Mets give raucous crowd walk-off thrill 

June 27th, 2021

NEW YORK -- The largest crowd at Citi Field in 21 months stressed and fretted and booed and cheered, hanging on every pitch but hardly thrilled with all of them. The Mets had seemed primed to lose on multiple occasions Saturday, due in large part to their own mistakes. And yet in each instance, the Phillies gave them -- and their fans -- new life.

So it came to be that Michael Conforto found himself at the plate with the bases loaded and one out in the ninth inning, with the decibel level rising around him. Conforto swung through two Héctor Neris splitters, eliciting some grumbles from the crowd, before fouling off another. Then, with two strikes, he unloaded a line drive just deep enough to force center fielder Odúbel Herrera backward, resulting in a walk-off sacrifice fly and a 4-3 Mets win over the Phillies.

It was New York’s second walk-off in as many days. In three straight games, the Mets have brought the potential winning run to the plate during their final turn at bat.

“We never feel like we’re out of games,” said outfielder Kevin Pillar, who hit a game-tying homer in the seventh. “We always feel like we’re one hit, we’re one at-bat away from getting hot.”

The spirit at Citi is reminiscent to the late summer of 2019, when the Mets delivered walk-off after walk-off in front of their home fans. Unlike two years ago, the Mets have not proven consistent enough offensively to rip off a stretch of 15 wins in 16 games, or anything close to it. But also unlike two years ago, they’ve positioned themselves as the team to catch in the NL East -- not the team doing the chasing. Despite an offense that ranks 29th in the Majors in runs per game, the Mets have strung together enough pitching, defense and a certain je ne sais quoi to maintain first place for seven consecutive weeks.

“The things we’re doing this year, they feel different to me,” Conforto said.

Saturday provided the latest such example. In what was statistically the worst start of Jacob deGrom’s season, the Mets fell behind by a run in both the second and sixth innings. On each occasion, the Mets came back to tie things -- first on a José Peraza RBI double in the second, then on Pillar’s homer in the seventh. Two innings later, the Mets found themselves trailing again when Edwin Díaz hit a batter, walked another, uncorked a wild pitch and allowed a sacrifice fly. But again, the Mets roared back, taking advantage of a Rhys Hoskins error to load the bases with no outs.

As the crowd of 29,205 whipped into a frenzy, creating what Hoskins called “a pretty hostile environment,” Luis Guillorme drew a game-tying, bases-loaded walk off Neris. Two batters later, Conforto lined his sacrifice fly to center field to end things.

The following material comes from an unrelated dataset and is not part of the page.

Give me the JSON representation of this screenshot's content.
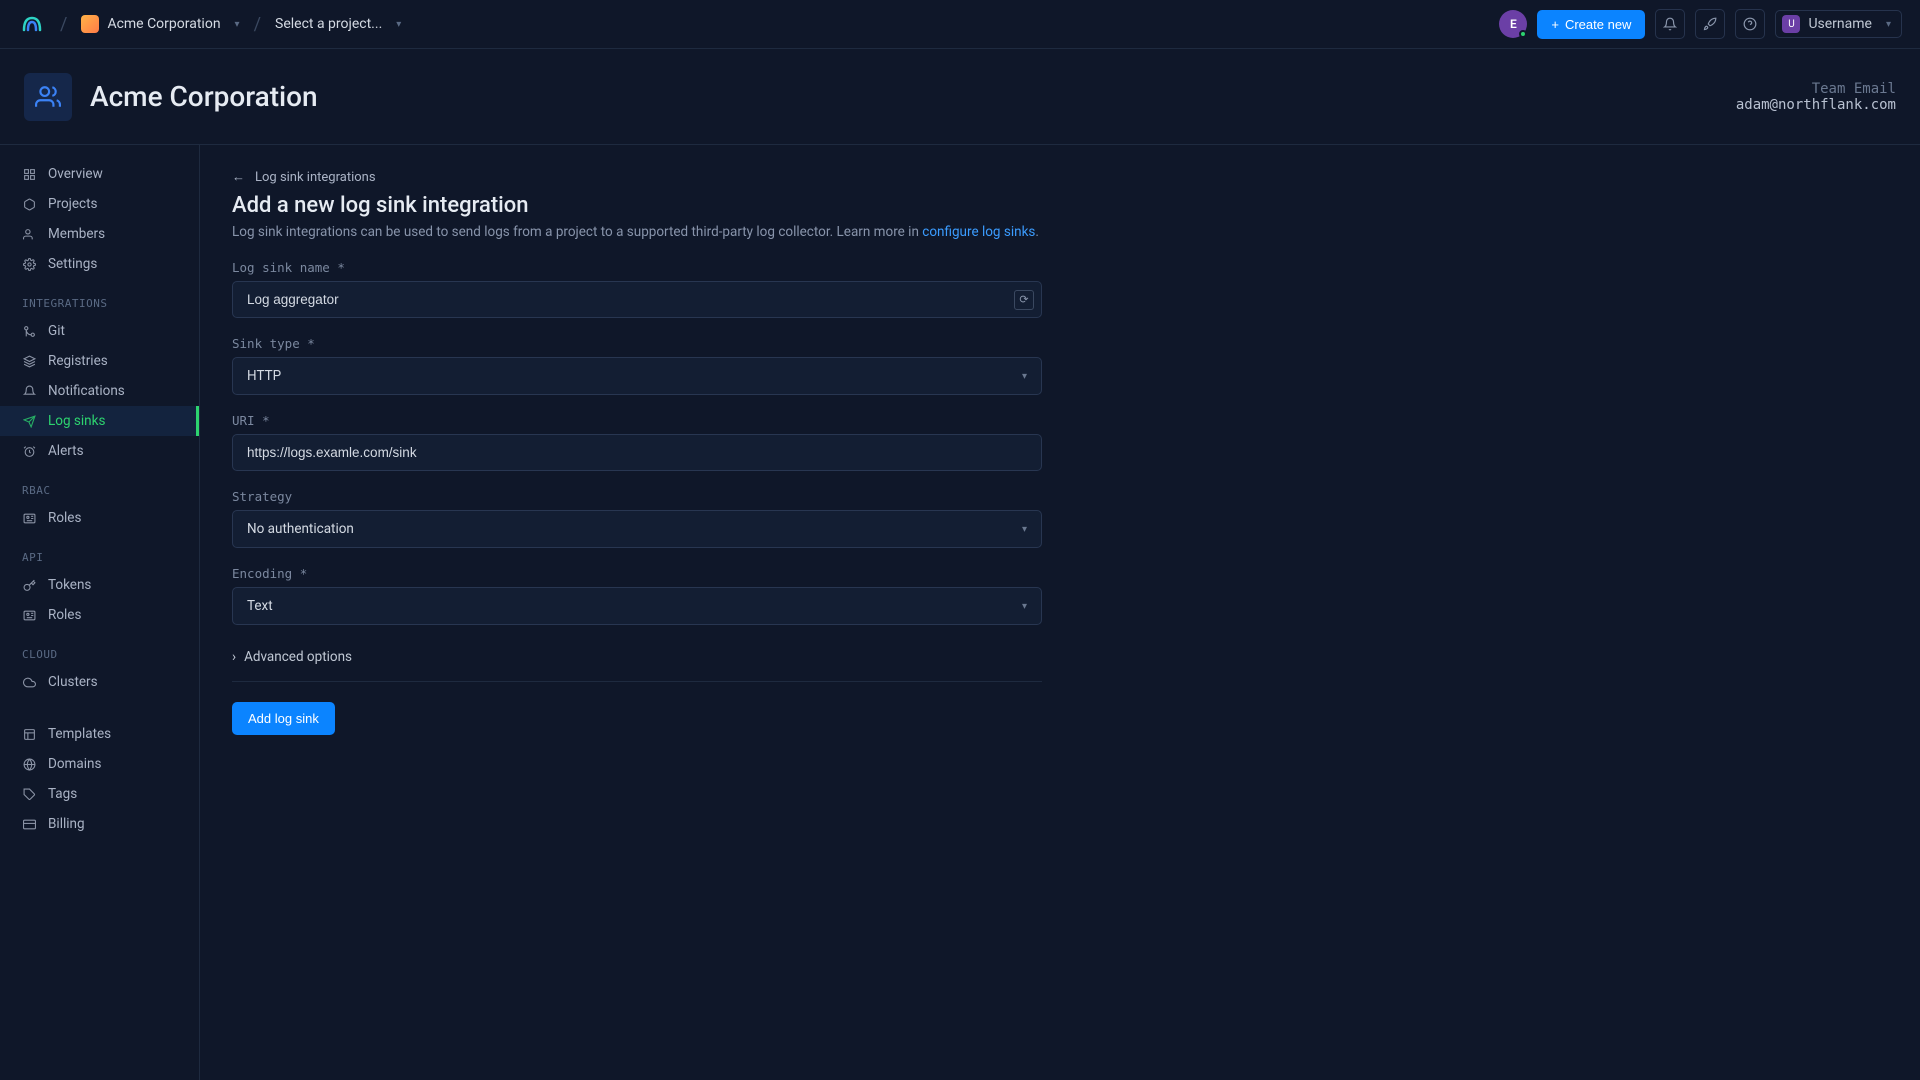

“You could feel the energy in the stadium,” Pillar said. “Today was hopefully the first of many. It felt as close to playoff atmosphere as you could get for a Saturday afternoon game.”

The Mets are trying to remain conscious of such luxuries, following a year in which no fans walked through the turnstiles at Citi Field. They are trying to cherish these types of wins as much as possible, to the extent that they’ve changed their postgame clubhouse celebrations. This year, the Mets name a player and pitcher of the game after every win, then have those players make short speeches. They play music in the clubhouse after both wins and losses, in an attempt to maintain what manager Luis Rojas calls a “neutral” attitude day after day.

Many of these changes were instituted by Francisco Lindor, who learned them during the Indians’ World Series run in 2016. The Mets have molded them to their standards, infusing them with their own personality.

“It’s a group mindset right now,” Rojas said.

As the Mets learned in 2019, camaraderie by itself is not enough for teams to achieve their goals. But these Mets feel they also have enough talent to continue winning games, to stay in first place, and to keep providing dramatic moments when when given late chances to excel.

“You go out there and try to win a baseball game every day, and I think that’s what you see this group doing,” deGrom said. “They play till the last out and are locked in from the first pitch of the game till the last pitch of the game. If we keep doing that, hopefully we like where we end up.”